The man places the oval white bud in the centre of my palm. I can barely feel it’s there, it’s so light. It rolls over and the light shafting through the door illuminates the finest of fibres fraying from its edges. It looks so fragile, and yet its power was immense. Who knew a caterpillar’s cocoon could change the world?
Legend has it the lustrous thread of the silk worm was discovered in China around 2,700 BC by the emperor’s wife, Lei-tzu. She was in her garden, drinking tea in the shade of a mulberry tree, so it goes, when a silkworm cocoon fell from the branches into her cup. Fishing it out, she pulled on one of the loose threads and watched in astonishment as it unraveled. Surprised by its strength and softness, she constructed a loom and wove it into a fine fabric. On inspecting its richness, Lei-tzu ordered a grove of mulberry trees be planted to feed the silkworms, and sericulture was born. The emperor’s wife came to be worshipped as the ‘Goddess of Silk’ and China kept its production a closely guarded secret for 3,000 years, with anyone who revealed it being put to death.
Silk was used for prestigious banners and clothing. Indeed, when we visited the Wei-Jin Tombs, near Jiayuguan, which date from AD 220-420 and contain the remains of wealthy nobles, our torches picked out intricate depictions of silk cocoons and bolts of silk fabric daubed onto the brickwork, alongside a finely rendered jewellery box.
And yet the white bud I’m holding comes from the Yodgorlik Silk Factory, in the fertile Fergana district of Uzbekistan. How did the secret slip into Central Asia? It’s claimed a Chinese princess, betrothed to the King of Khotan, was asked to hide silkworms and mulberry seeds in her headdress and smuggle them across the border, as part of her dowry. Others believe two Nestorian monks, sent by the Byzantine emperor Justinian I, concealed the precious cargo inside their walking canes all the way to Constantinople. Whatever the truth, China’s monopoly came to an end and the lustrous fabric became the engine of the Silk Road from 200 BC to AD 1450, being traded for everything from jade to slaves and weapons. Six metres could buy a horse.
Everyone clamoured to attain the soft cloth: from the merchants, depicted on the murals at Afrosiab, in Samarkand, to King James I, who order a grove of mulberry trees to be planted in the grounds of St James’s Palace, so England’s silk production might rival that of France and Italy. Its trade reshaped known horizons and is vital to the history of world as we know it.

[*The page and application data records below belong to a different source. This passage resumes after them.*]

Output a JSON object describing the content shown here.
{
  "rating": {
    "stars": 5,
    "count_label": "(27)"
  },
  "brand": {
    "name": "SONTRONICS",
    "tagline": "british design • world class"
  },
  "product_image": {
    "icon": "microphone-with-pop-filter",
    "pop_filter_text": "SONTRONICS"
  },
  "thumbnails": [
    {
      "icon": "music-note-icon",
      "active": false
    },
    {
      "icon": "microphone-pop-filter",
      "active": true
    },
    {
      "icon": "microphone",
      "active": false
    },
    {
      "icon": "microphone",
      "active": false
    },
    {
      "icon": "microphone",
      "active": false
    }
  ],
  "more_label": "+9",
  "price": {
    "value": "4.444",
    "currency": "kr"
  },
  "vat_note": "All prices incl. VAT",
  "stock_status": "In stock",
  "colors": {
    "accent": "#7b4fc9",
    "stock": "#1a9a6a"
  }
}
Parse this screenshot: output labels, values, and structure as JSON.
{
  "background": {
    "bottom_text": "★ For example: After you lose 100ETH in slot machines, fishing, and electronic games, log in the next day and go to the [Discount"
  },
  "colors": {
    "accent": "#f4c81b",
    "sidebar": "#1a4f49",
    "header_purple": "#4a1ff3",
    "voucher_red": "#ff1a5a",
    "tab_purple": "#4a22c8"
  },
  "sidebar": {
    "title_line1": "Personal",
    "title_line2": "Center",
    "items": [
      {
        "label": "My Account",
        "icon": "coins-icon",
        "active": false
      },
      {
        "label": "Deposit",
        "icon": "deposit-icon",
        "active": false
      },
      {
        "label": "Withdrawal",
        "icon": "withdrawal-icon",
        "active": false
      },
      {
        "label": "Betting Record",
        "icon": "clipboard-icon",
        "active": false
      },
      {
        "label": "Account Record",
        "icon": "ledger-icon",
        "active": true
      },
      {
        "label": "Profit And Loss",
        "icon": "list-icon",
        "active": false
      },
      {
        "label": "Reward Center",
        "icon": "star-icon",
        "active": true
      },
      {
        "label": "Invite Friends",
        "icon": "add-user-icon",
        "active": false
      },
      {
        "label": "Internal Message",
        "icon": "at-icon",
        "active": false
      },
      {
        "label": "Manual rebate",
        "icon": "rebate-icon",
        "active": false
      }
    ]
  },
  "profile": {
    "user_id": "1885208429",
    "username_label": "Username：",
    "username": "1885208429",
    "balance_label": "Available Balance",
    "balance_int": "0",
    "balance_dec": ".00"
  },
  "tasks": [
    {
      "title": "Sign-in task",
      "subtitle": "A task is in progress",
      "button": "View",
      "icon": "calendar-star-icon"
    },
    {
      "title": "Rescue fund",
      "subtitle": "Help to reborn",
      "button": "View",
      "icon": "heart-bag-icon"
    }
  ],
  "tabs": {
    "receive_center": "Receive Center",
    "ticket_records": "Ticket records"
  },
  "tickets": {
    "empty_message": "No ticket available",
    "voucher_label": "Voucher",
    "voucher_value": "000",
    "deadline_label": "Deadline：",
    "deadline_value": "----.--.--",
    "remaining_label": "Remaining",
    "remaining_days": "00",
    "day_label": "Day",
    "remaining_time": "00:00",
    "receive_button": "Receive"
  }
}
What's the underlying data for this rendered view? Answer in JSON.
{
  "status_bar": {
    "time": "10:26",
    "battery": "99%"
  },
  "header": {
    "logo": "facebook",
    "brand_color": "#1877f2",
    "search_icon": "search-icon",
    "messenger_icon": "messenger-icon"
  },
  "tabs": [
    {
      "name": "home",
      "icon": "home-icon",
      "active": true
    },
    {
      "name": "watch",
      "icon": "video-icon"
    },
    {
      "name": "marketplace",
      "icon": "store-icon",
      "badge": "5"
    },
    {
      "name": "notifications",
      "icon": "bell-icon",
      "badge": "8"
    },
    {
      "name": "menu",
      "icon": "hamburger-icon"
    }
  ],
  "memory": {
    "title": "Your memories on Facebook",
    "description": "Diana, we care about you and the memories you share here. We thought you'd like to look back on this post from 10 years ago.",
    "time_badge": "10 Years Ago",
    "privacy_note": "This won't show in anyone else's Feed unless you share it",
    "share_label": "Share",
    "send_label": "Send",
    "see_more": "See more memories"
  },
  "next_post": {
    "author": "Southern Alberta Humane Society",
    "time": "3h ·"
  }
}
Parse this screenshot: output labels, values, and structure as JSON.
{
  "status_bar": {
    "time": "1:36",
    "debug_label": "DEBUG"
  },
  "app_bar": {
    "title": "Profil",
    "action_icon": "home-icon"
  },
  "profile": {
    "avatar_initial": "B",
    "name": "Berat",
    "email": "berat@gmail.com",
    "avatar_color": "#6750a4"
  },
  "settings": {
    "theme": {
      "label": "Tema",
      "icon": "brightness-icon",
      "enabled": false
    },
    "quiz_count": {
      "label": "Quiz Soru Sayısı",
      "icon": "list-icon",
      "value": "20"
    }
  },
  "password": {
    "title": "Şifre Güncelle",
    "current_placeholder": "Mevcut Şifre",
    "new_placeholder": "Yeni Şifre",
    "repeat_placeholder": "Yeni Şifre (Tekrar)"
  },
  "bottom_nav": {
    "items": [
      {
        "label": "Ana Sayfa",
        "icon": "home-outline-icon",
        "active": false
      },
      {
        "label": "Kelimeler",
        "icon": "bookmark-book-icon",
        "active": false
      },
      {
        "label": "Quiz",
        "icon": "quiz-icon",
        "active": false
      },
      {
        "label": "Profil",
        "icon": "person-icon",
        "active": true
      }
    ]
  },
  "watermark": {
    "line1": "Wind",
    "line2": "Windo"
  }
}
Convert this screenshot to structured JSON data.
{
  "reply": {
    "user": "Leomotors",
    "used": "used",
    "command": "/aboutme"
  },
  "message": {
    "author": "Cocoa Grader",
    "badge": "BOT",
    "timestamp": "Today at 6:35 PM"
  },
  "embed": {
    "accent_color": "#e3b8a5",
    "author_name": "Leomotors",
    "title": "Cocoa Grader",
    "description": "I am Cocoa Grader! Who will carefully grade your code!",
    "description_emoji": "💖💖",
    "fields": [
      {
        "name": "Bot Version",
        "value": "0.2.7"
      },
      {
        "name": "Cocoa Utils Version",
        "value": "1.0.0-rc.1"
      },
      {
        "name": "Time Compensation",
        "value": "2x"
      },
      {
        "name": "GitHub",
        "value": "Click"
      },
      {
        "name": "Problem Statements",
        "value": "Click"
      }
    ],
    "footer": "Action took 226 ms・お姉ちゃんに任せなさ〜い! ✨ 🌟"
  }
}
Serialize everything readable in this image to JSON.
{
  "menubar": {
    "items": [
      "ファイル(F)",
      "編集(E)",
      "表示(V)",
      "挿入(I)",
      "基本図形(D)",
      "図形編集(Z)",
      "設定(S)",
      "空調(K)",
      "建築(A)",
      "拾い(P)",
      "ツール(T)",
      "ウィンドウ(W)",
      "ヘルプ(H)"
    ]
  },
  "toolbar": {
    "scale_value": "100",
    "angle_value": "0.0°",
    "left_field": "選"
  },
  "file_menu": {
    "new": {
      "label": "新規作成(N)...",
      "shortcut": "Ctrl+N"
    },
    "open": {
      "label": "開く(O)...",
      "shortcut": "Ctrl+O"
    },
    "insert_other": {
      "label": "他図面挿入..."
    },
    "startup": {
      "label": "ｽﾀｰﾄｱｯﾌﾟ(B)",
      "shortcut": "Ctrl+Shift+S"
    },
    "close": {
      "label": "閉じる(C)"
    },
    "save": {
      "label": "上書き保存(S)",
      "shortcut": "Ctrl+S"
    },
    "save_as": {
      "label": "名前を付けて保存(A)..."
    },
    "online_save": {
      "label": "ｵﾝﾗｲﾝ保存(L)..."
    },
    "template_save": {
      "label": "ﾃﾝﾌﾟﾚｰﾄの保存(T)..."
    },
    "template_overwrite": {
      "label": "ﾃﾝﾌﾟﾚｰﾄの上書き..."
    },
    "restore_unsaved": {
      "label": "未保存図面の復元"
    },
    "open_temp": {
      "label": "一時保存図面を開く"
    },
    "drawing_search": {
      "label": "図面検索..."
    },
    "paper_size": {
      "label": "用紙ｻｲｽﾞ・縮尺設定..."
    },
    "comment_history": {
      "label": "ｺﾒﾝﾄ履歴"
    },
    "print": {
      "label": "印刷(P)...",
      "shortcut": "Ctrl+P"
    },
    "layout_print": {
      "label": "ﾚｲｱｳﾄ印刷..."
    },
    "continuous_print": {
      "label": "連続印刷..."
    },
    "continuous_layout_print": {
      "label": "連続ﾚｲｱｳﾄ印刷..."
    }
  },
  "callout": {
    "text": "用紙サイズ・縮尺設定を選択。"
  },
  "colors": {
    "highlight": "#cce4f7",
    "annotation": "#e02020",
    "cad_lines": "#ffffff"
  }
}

Today, Yodgorlik is the last traditional silk factory left in Central Asia. The silkworms fattened here on mulberry leaves never see a tree, yet the women here still colour the cloth with dyes made from indigo, onion skin, pomegranate and boiled walnut husk. They work the clackety-clack looms just as Lei-tzu once did. A staggering 50,000 cocoons are required to produce a single kilo of thread.
Before leaving, I watch one of the women reaching into a cauldron where the cocoons bubble like quails eggs in the boiling water. With one hand she ensnares a thread from two of them and twines them together; with the other she fishes out the small brown carcasses of the boiled worms and discards them into a nearby tin bowl. Like the millions before them, their lives were short. But for nearly 2,000 years, they had the world on a string.